Four Days in Saigon
From the Mekong Delta, Saigon deserves a few days of attention. The city offers many parks, museums, and urban hip youth who chill at secret cafes, or just on side walks. Here’s our secret tip for Saigon: climb to the top of (well almost) of Vietnam’s highest building the Bitexco tower – but skip the Skydeck, and instead head over to one floor higher (floor 50) and enjoy the view from the EON cafe.
Five Days in Central Vietnam
Do yourself a favor, and jump on the back of a motorbike with the Original Easy Riders. Make your way from Saigon to spectacular scenery of Mui Ne, crazy (literary) awesome attractions in Dalat, and see and taste a bit of everyday Vietnam in between before finishing your tour in Nha Trang – a resort town filled with package tourists from Russia (a sight in itself – trust, we would know 😉
Three – five days in Hue and Hoi An
Take the train or sleeper bus from Nha Trang to Hue, the former imperial capital. Check out the royal tombs in Hue. *From Hue we crossed the border into Laos. However, if you plan to travel Vietnam in one go, your first stop from Nha Trang would be in Hoi An, where you should give yourself at least three full days if you want to make clothes. If not, one day for the town and one for the An Bang beach would suffice.
Make sure you follow in the footsteps of Top Gear and do the Hai Van pass adventure on motorbike between Hoi An and Hue (or vice versa). You can do this yourself. Or, there are plenty of guide companies that will take you on this half day epic ride. In our opinion if you don’t have another chance to ride the motorbike in Vietnam –it’s the number one must do: its easy, relatively inexpensive compared to a longer trip, and the views are spectacular.
Two Nights at Phong Nha
From Hue keep going up to the Phong Nha Ke Bang National Park. This area of Vietnam saw heavy fighting during the American (Vietnam) War, and somber memorials are scattered everywhere. Stop by and pay your respects. We stayed two nights in Son Trach village – the closest settlement to the park – and did the 7 km trek into Paradise Cave, which took us past the tourists and was absolutely spectacular (if expensive).
Three days to Explore Mai Chau and Phu Yen

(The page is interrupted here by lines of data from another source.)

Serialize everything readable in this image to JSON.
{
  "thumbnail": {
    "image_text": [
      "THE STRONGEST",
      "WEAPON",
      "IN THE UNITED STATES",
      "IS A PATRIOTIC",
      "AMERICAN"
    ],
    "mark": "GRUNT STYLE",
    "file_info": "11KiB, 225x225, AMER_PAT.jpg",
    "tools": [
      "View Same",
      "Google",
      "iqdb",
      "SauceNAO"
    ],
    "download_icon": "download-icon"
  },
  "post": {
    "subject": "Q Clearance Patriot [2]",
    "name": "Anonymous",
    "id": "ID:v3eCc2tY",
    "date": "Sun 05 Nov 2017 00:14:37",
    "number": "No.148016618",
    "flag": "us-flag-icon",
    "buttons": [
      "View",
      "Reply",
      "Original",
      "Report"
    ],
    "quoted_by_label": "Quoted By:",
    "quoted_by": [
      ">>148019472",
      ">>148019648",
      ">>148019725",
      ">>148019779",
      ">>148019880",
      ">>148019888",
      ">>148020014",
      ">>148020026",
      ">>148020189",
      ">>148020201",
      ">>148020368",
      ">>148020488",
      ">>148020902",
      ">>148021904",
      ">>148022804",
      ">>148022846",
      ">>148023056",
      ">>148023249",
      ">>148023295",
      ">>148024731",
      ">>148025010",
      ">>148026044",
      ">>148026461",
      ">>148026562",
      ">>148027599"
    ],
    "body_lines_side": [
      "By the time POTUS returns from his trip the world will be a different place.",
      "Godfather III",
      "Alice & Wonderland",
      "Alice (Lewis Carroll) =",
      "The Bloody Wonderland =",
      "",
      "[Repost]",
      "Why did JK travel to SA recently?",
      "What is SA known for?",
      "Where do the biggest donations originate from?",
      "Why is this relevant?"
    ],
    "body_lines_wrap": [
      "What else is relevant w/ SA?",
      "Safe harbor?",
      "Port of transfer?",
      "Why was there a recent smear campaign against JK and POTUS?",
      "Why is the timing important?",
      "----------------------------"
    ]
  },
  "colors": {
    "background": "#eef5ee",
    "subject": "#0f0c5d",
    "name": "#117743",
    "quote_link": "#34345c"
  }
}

If you are doing the motorbike thing – either on your own or with a guide – head over to Mai Chau and Phu Yen for mountainous roads that open up to breathtaking vistas, friendly small towns and minority villages where you just might be the first visitor in a long while (or ever).
Scenic side of the road, somewhere between Phu Yen and Mai Chau, Vietnam.
A week in Hanoi
If you aren’t on a motorbike, or just prefer big city lights, head to Hanoi, where you can easily spend a week or longer just taking it all in. You can also jam pack your schedule with all the must dos in just two or three days — make sure to check out the Ho Chi Minh Mausoleum. *We didn’t do either Sapa or Halong Bay, but both of those destinations are both easily reached from Hanoi.
If you would like to see a day by day re-cap of our trip, check out the 4 o’clock section (or click the Vietnam category). We made a short video at 4 pm every day that we were on the road! See the tips, tricks & resources guide for our best Vietnam recommendations. And finally, our where to stay page provides lodging reviews by yours truly.